The Department of Justice recently announced that it resolved two civil lawsuits filed under the qui tam, or whistleblower, provisions of the False Claims Act to the tune of nearly $4 million. The suits alleged that a suburban Chicago diagnostics company, SNAP Diagnostics, LLC, that provides home testing for sleep disorders was defrauding Medicare and four other federal health care programs through kickbacks and unnecessary testing. Since Medicare began covering home sleep testing in 2009, SNAP has received nearly $9 million from Medicare – almost all of it the result of fraud and kickbacks, according to the government’s allegations.
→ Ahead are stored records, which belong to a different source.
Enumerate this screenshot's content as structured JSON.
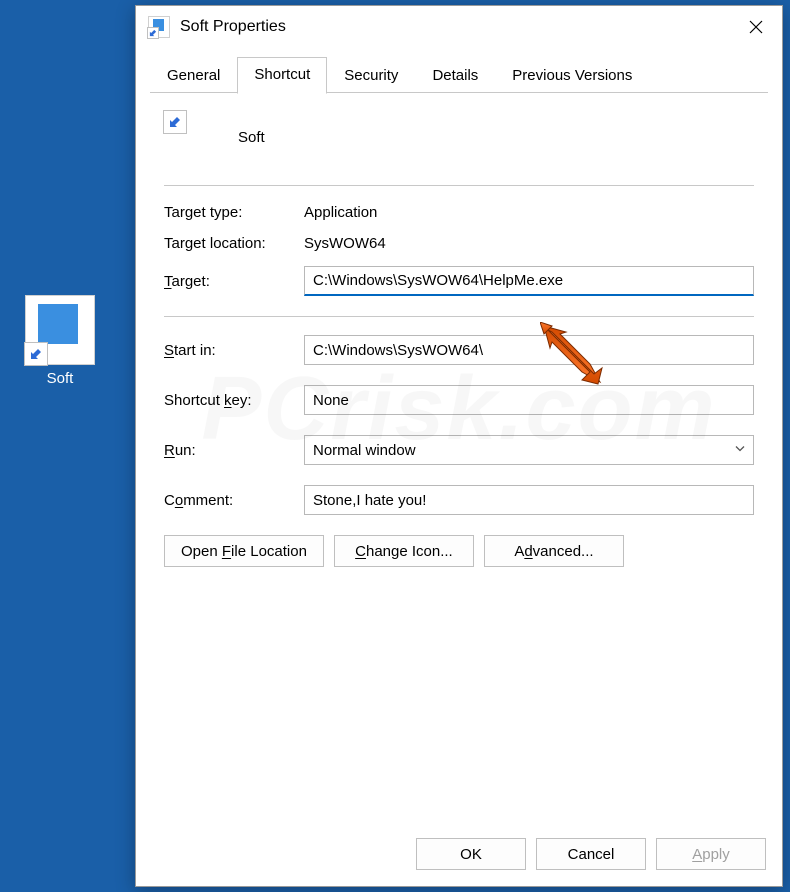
{
  "desktop": {
    "icon_label": "Soft"
  },
  "dialog": {
    "title": "Soft Properties",
    "tabs": {
      "general": "General",
      "shortcut": "Shortcut",
      "security": "Security",
      "details": "Details",
      "previous_versions": "Previous Versions"
    },
    "active_tab": "shortcut",
    "header_name": "Soft",
    "labels": {
      "target_type": "Target type:",
      "target_location": "Target location:",
      "target": "Target:",
      "target_ak": "T",
      "start_in": "Start in:",
      "start_in_ak": "S",
      "shortcut_key": "Shortcut key:",
      "shortcut_key_ak": "k",
      "run": "Run:",
      "run_ak": "R",
      "comment": "Comment:",
      "comment_ak": "o"
    },
    "values": {
      "target_type": "Application",
      "target_location": "SysWOW64",
      "target": "C:\\Windows\\SysWOW64\\HelpMe.exe",
      "start_in": "C:\\Windows\\SysWOW64\\",
      "shortcut_key": "None",
      "run": "Normal window",
      "comment": "Stone,I hate you!"
    },
    "buttons": {
      "open_file_location": "Open File Location",
      "open_file_location_ak": "F",
      "change_icon": "Change Icon...",
      "change_icon_ak": "C",
      "advanced": "Advanced...",
      "advanced_ak": "d",
      "ok": "OK",
      "cancel": "Cancel",
      "apply": "Apply",
      "apply_ak": "A"
    }
  },
  "watermark_text": "PCrisk.com"
}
As alleged by the government, SNAP, its founder Gil Raviv, and its vice president Stephen Burton violated the False Claims Act and the Anti-Kickback Statute through various fraudulent billing practices. In particular, Raviv allegedly instructed SNAP to submit claims for patients’ second and third nights of home sleep testing when the company knew they were medically unnecessary because only a single night of testing was needed to effectively diagnose certain sleep disorders.
In addition, the government alleged that SNAP’s business model relied on multiple unlawful kickback schemes. First, SNAP purportedly paid commissions and bonuses to its sales force for selling multi-night testing to providers, and it gave free home sleep tests to physicians and their families to induce referrals.
Second, after its sleep testing was performed, SNAP personnel allegedly interpreted the results and gave unsigned reports to referring physicians who in turn would bill as if the physicians had performed the professional service of interpreting the results themselves. This allowed providers to “keep” the billing for the professional component of home sleep testing services. SNAP intentionally allowed physicians to fraudulently bill for this service as a way of increasing referrals and driving the volume of SNAP’s business.
Other allegations against SNAP include the unnecessary and unlawful multiplication of the copays of federal health care beneficiaries including senior citizens on Medicare.
The settlement requires that SNAP pay $3.5 million, Raviv pay $300,000, and Burton pay $125,000 for a total settlement amount of $3.925 million.
This is not the first home-health services company to settle with the DOJ in recent months (see our March 8, 2022 blog) and serves as yet another reminder to healthcare companies of the importance of internal controls and due diligence – especially when federally-funded treatment is involved.